Step 13: Click to Watch the Video Tutorial

If you like, click on the link to watch the video tutorial.

Enjoy!

Share

Recommendations

  • Tiny Home Contest

    Tiny Home Contest
  • Creative Misuse Contest

    Creative Misuse Contest
  • Water Contest

    Water Contest

92 Discussions

french fries here

I made these tonight for my family and they were FANTASTIC! We used some potatoes that my 3-year old and I grew in the garden (russets) along with some store-bought organic russets as well.

I had a bit of trouble keeping the temperature of the oil up, and ended up pre-cooking them for a bit longer, maybe 2-3 minutes. The end result was perfect fries, just as stated in the Instructable title. Thanks, Matt!

1 reply

Many of you need to try the "Fry sauce" used in parts of Europe (western Belgium, Netherlands and coastal Germany) to north Americans this is exemplified by BK's "Zesty sauce", a mixture of mayonnaise, ketchup with both Cayenne pepper and horseradish added to the mix. a Roumalade sauce is also a close match.

1 reply

I have had fry sauce before, although I don't think mine had cayenne and horseradish in it. It was two parts mayonnaise to one part ketchup. It was ok. haha I just love me some ketchup with my fries. :)

McD's potatoes are grown in the USA and are shipped to Canada via railcars where they are cut and fried in oil (and some say lard is added to the oil) and are immediately frozen and packaged. These prepared fries are shipped back to the states to local hubs where they are loaded into trucks and shipped to the various McD's distribution centers. These centers stock and distribute all the food and paper items for the stores. The fries are fried again in-store before serving. I'm not sure if they go through the soaking process in Canada or not.

In contrast, I hear that BK's fries are made from dehydrated potatoes and that they are merely formed into the iconic shape. That's why they have that crispy hard exterior and a mashed-potato-like interior. And that seems to be the case for a couple of the other major chains as well.

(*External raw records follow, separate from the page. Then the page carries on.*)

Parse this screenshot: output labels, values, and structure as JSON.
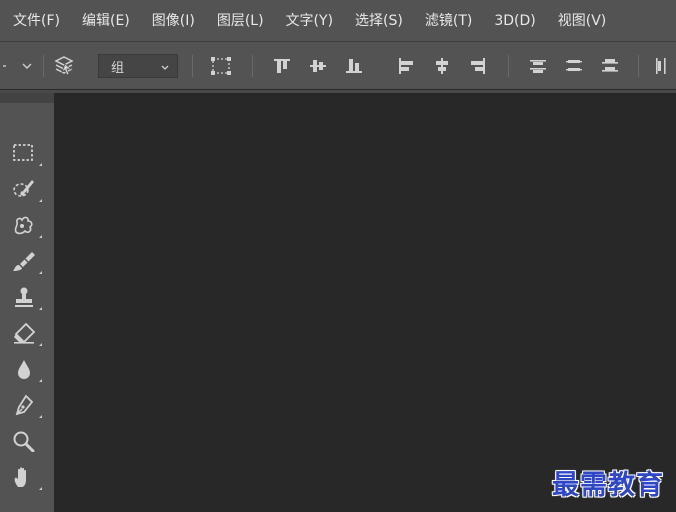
{
  "menubar": {
    "items": [
      {
        "label": "文件(F)"
      },
      {
        "label": "编辑(E)"
      },
      {
        "label": "图像(I)"
      },
      {
        "label": "图层(L)"
      },
      {
        "label": "文字(Y)"
      },
      {
        "label": "选择(S)"
      },
      {
        "label": "滤镜(T)"
      },
      {
        "label": "3D(D)"
      },
      {
        "label": "视图(V)"
      }
    ]
  },
  "options": {
    "auto_select_target": "组"
  },
  "tools": [
    "rectangular-marquee-icon",
    "quick-selection-icon",
    "spot-healing-brush-icon",
    "brush-icon",
    "clone-stamp-icon",
    "eraser-icon",
    "blur-icon",
    "pen-icon",
    "zoom-icon",
    "hand-icon"
  ],
  "watermark": {
    "text": "最需教育"
  },
  "colors": {
    "ui_gray": "#535353",
    "canvas": "#282828",
    "icon": "#d2d2d2",
    "watermark": "#2f47c4"
  }
}
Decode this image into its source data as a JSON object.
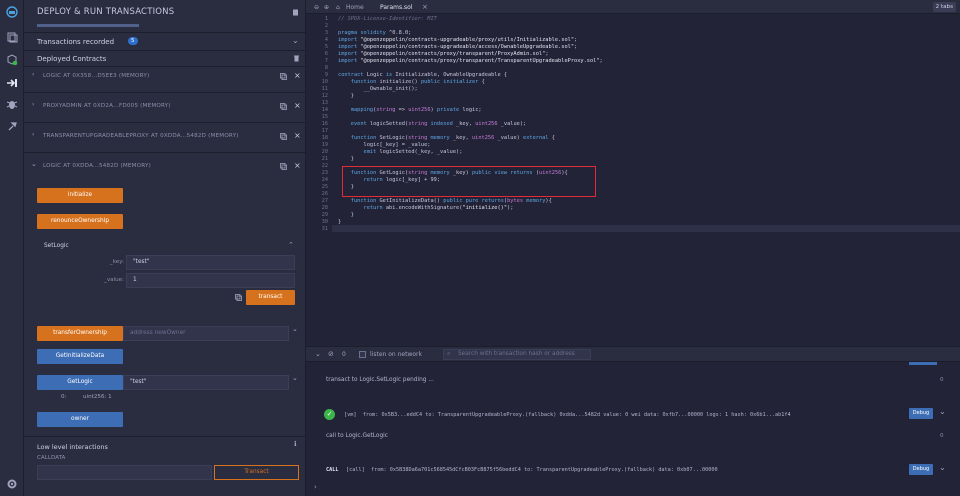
{
  "panel": {
    "title": "DEPLOY & RUN TRANSACTIONS",
    "transactions_recorded": "Transactions recorded",
    "transactions_count": "5",
    "deployed_contracts": "Deployed Contracts",
    "instances": [
      "LOGIC AT 0X358...D5EE3 (MEMORY)",
      "PROXYADMIN AT 0XD2A...FD005 (MEMORY)",
      "TRANSPARENTUPGRADEABLEPROXY AT 0XDDA...5482D (MEMORY)",
      "LOGIC AT 0XDDA...5482D (MEMORY)"
    ],
    "functions": {
      "initialize": "initialize",
      "renounce": "renounceOwnership",
      "setlogic_title": "SetLogic",
      "key_label": "_key:",
      "key_value": "\"test\"",
      "value_label": "_value:",
      "value_value": "1",
      "transact": "transact",
      "transfer": "transferOwnership",
      "transfer_placeholder": "address newOwner",
      "get_init": "GetInitializeData",
      "getlogic": "GetLogic",
      "getlogic_value": "\"test\"",
      "getlogic_result_index": "0:",
      "getlogic_result": "uint256: 1",
      "owner": "owner"
    },
    "low_level": "Low level interactions",
    "calldata": "CALLDATA",
    "low_transact": "Transact"
  },
  "editor": {
    "home_tab": "Home",
    "file_tab": "Params.sol",
    "tabs_count": "2 tabs",
    "lines": [
      {
        "n": "1",
        "t": "// SPDX-License-Identifier: MIT"
      },
      {
        "n": "2",
        "t": ""
      },
      {
        "n": "3",
        "t": "pragma solidity ^0.8.0;"
      },
      {
        "n": "4",
        "t": "import \"@openzeppelin/contracts-upgradeable/proxy/utils/Initializable.sol\";"
      },
      {
        "n": "5",
        "t": "import \"@openzeppelin/contracts-upgradeable/access/OwnableUpgradeable.sol\";"
      },
      {
        "n": "6",
        "t": "import \"@openzeppelin/contracts/proxy/transparent/ProxyAdmin.sol\";"
      },
      {
        "n": "7",
        "t": "import \"@openzeppelin/contracts/proxy/transparent/TransparentUpgradeableProxy.sol\";"
      },
      {
        "n": "8",
        "t": ""
      },
      {
        "n": "9",
        "t": "contract Logic is Initializable, OwnableUpgradeable {"
      },
      {
        "n": "10",
        "t": "    function initialize() public initializer {"
      },
      {
        "n": "11",
        "t": "        __Ownable_init();"
      },
      {
        "n": "12",
        "t": "    }"
      },
      {
        "n": "13",
        "t": ""
      },
      {
        "n": "14",
        "t": "    mapping(string => uint256) private logic;"
      },
      {
        "n": "15",
        "t": ""
      },
      {
        "n": "16",
        "t": "    event logicSetted(string indexed _key, uint256 _value);"
      },
      {
        "n": "17",
        "t": ""
      },
      {
        "n": "18",
        "t": "    function SetLogic(string memory _key, uint256 _value) external {"
      },
      {
        "n": "19",
        "t": "        logic[_key] = _value;"
      },
      {
        "n": "20",
        "t": "        emit logicSetted(_key, _value);"
      },
      {
        "n": "21",
        "t": "    }"
      },
      {
        "n": "22",
        "t": ""
      },
      {
        "n": "23",
        "t": "    function GetLogic(string memory _key) public view returns (uint256){"
      },
      {
        "n": "24",
        "t": "        return logic[_key] + 99;"
      },
      {
        "n": "25",
        "t": "    }"
      },
      {
        "n": "26",
        "t": ""
      },
      {
        "n": "27",
        "t": "    function GetInitializeData() public pure returns(bytes memory){"
      },
      {
        "n": "28",
        "t": "        return abi.encodeWithSignature(\"initialize()\");"
      },
      {
        "n": "29",
        "t": "    }"
      },
      {
        "n": "30",
        "t": "}"
      },
      {
        "n": "31",
        "t": ""
      }
    ]
  },
  "terminal": {
    "count": "0",
    "listen_label": "listen on network",
    "search_placeholder": "Search with transaction hash or address",
    "pending": "transact to Logic.SetLogic pending ...",
    "vm_line": "[vm]  from: 0x5B3...eddC4 to: TransparentUpgradeableProxy.(fallback) 0xdda...5482d value: 0 wei data: 0xfb7...00000 logs: 1 hash: 0x6b1...ab1f4",
    "call_to": "call to Logic.GetLogic",
    "call_label": "CALL",
    "call_line": "[call]  from: 0x5B38Da6a701c568545dCfcB03FcB875f56beddC4 to: TransparentUpgradeableProxy.(fallback) data: 0xb07...00000",
    "debug": "Debug",
    "zero": "0"
  },
  "colors": {
    "accent_orange": "#d6721d",
    "accent_blue": "#3d6db5",
    "highlight_red": "#e12b36",
    "success_green": "#3bb54a"
  }
}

This is why W's changed their fries to be "natural-cut and with sea salt".

I'm wondering if it makes sense to soak the fries in salted water instead of just plain water?

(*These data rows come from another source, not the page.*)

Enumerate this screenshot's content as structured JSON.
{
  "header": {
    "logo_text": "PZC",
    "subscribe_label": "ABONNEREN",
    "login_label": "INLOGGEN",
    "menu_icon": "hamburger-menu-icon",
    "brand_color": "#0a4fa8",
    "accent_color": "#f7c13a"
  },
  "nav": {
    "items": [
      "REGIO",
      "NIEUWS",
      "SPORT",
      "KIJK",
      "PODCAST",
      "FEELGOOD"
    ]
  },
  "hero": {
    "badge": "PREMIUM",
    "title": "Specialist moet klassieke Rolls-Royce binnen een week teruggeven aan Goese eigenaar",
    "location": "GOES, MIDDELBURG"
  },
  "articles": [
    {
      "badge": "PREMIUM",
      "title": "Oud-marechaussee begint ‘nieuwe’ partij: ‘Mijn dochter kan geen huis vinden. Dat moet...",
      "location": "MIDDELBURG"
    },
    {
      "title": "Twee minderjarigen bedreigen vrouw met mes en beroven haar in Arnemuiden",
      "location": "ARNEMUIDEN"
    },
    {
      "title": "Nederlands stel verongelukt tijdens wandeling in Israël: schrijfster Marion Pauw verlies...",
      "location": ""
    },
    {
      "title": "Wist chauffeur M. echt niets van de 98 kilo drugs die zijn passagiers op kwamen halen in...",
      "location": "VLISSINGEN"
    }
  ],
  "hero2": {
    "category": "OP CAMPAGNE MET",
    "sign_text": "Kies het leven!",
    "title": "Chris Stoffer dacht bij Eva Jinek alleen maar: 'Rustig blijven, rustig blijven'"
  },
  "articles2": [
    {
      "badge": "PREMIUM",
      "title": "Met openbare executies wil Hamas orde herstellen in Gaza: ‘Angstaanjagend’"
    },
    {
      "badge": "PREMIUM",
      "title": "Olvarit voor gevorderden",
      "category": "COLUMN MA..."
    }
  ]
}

5 replies

Try it but you would reverse the osmotic process. Water would be drawn out of the relatively low osmotic pressured potato into the saline solution. I suspect a disappointing result but "nothing risked, nothing gained."

That is a good idea. I can't say that I have tried that. I just soak them for about 20 minutes in cold water. Doesn't hurt to experiment!

funnily enough i was always taught cold, salted water. I'm interested to try just plain cold water and see if there's any discernible difference? :)

'restaurant quality' is not really a recommendation :-)
I prefer home made. I know abt the 2x fry method, though I get pretty good fries even if I fry them once, but part of the secret is the potato. I grow my own potatoes and really there is no comparison with a potato dug up to plate within 15 minutes, even if fried once.
Will try the 2x fry method again though, just to see. Thanks for reminding me of it :-)

5 replies

lol Yes, I am in the states, and I was raised on Ketchup with my fries. I LOVE Ketchup. haha I have tried other dipping sauces, but always come back to my Ketchup. :) There are a few Farmer's markets around here, I will have to go shopping for some potatoes! :)

:-) Watch Pulp Fiction again, where John Travolta says he just spent time in Amsterdam and describes the Fries with Mayo. Try it one time ;-)
Btw, the McDo mayo is not mayo.

ok I will give it a shot. haha, I am just not a mayo fan. don't like it on my sandwiches either. oh and also there is this stuff called fry sauce (1 part ketchup to 2 parts mayo) its ok. I have tried ranch dressing as well. but I always come back to the trusty ole ketchup bottle! But I will give Mayo another shot.

Yes we live is Australia, we love mayo on our chips esp' with fish or bbq sauce and sour cream is good, i don't eat chips when i go to a good restaurant what's the point, if your going out for really good meal you want more than dam chips on the side .LOL. ;) ps i don't eat at 'M' or Ken' Fried' or any of those chain fast food , your local good clean fish n chips shops here are great :)